Why, it has been asked, did Target give up so suddenly and so quickly in this market? Why was one of the biggest, most successful retailers in US history, cowed by a retail market a tenth the size of its home turf? It's worth pointing out that Target's new CEO Brian Cornell had been CEO of Walmart's Sam's Club division for years before he was tapped more recently for a top post at Pepsi. Was the new boss too steeped in Walmart's "Everyday Low Pricing" model to stomach what's necessary in Canada?

That would be ironic, given that Walmart itself has done a good job learning how to dangle deals north of the border. Walmart is an EDLP Hybrid operator in Canada as compared to almost pure EDLP in the US. They recognized that a high percentage of Canadian consumers are unable to absorb the higher everyday prices that are available to them.

Of course, it could also be that Target's new CEO sees still more fundamental problems that need fixing. The shortcomings of Target's supply chain have been widely discussed and documented -- most vividly in recent photos on Twitter that show vast expanses of empty, sad-looking shelves where there ought to be socks, underwear, shoes and frozen TV dinners.

Indeed, the dirty little secret is that Target has always had logistics issues in the US, and has used Band-Aid solutions to minimize the problem, such as requiring manufacturers to merchandise their stores for them or stuffing their shelves with excess inventory to squeeze just a few more weeks of in-stock conditions before they ran out-of-stocks again.

Target has exported these nagging difficulties to a country that is larger than the US geographically, but with far fewer stores and shoppers. Not good, considering that deft logistics are crucial for keeping shelves properly stocked before, during and after splashy sales events.

While all of this looked bad from the beginning, Target succeeded in making everything even worse than it might have been. It opened more than 120 stores at once in early 2013, sparking a PR disaster with prices that were as much as 25 percent higher than what they saw advertised by US stores online. Meanwhile, workers griped to reporters about paltry, US-sized paychecks.

To many, this seemed like a temporary problem with an inevitable solution. But Target never recovered. Maybe that's because Target was hamstrung by other, distinctly American retail habits as it struggled. Loyalty cards, for example, aren't used much in Canada. The largest chains don't require them for most of their offers, and accordingly generate much bigger responses to their sales events.

Target, which has long used its RedCard to cultivate "guests" who will pay up its "cheap chic" fashions and housewares, learned the hard way that you've got to get those people into the door first.

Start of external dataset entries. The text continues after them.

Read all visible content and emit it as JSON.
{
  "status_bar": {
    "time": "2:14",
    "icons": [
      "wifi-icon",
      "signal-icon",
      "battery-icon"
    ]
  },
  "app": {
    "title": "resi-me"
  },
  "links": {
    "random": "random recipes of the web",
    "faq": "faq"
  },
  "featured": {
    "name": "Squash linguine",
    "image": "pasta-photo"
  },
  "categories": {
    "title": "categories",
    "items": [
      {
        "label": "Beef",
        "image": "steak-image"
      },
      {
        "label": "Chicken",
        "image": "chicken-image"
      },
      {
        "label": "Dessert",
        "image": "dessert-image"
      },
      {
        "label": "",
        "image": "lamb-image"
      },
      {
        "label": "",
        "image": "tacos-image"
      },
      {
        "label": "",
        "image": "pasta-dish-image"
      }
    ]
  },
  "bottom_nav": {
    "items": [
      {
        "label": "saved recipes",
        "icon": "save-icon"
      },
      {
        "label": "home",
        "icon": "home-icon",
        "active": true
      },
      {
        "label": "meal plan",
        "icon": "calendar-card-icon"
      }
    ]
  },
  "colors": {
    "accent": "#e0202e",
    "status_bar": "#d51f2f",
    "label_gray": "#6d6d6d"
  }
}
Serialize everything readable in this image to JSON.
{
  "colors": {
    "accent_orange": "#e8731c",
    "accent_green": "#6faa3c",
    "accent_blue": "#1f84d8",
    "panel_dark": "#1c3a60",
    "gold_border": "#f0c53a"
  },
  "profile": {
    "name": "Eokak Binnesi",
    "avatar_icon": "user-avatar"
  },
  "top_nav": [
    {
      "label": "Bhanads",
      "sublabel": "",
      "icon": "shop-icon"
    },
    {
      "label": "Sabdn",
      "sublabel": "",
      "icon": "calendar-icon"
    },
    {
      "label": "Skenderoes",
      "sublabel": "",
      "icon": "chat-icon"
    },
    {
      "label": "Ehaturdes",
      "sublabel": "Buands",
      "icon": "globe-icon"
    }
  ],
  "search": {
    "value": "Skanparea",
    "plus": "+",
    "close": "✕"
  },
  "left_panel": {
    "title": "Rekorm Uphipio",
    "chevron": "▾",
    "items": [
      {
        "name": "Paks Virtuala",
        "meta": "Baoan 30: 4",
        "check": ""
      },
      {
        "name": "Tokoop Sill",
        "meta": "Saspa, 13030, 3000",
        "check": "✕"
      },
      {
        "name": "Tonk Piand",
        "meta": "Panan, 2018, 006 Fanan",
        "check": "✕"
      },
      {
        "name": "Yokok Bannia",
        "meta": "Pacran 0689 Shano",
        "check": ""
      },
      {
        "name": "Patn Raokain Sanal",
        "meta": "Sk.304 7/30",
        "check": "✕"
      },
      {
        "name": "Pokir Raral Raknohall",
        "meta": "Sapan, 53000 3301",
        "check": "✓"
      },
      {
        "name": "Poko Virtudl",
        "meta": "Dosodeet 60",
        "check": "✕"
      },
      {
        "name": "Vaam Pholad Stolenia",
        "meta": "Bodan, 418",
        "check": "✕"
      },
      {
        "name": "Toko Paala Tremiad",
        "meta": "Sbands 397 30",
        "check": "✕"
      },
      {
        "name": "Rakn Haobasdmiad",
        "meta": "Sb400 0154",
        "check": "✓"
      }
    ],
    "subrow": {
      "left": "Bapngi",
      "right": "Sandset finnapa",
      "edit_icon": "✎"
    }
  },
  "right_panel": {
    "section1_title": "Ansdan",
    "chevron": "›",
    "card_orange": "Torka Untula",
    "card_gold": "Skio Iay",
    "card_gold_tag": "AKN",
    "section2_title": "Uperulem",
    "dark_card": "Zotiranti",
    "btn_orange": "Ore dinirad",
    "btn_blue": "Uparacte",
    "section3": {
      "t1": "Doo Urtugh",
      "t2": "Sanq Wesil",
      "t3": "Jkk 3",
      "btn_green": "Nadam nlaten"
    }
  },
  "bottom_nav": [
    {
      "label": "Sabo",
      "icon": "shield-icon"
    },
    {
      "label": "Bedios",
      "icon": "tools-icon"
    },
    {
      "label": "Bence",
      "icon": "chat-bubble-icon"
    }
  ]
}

In Canada, that means you've got to be sophisticated when it comes to concocting and executing sales promotions that will grab shoppers' attention. That's a different kind of sophistication, it turns out, than the kind that built "Tar-zhay" in the US.

In Canada, more now than ever, "Tar-zhay" just sounds like phony French.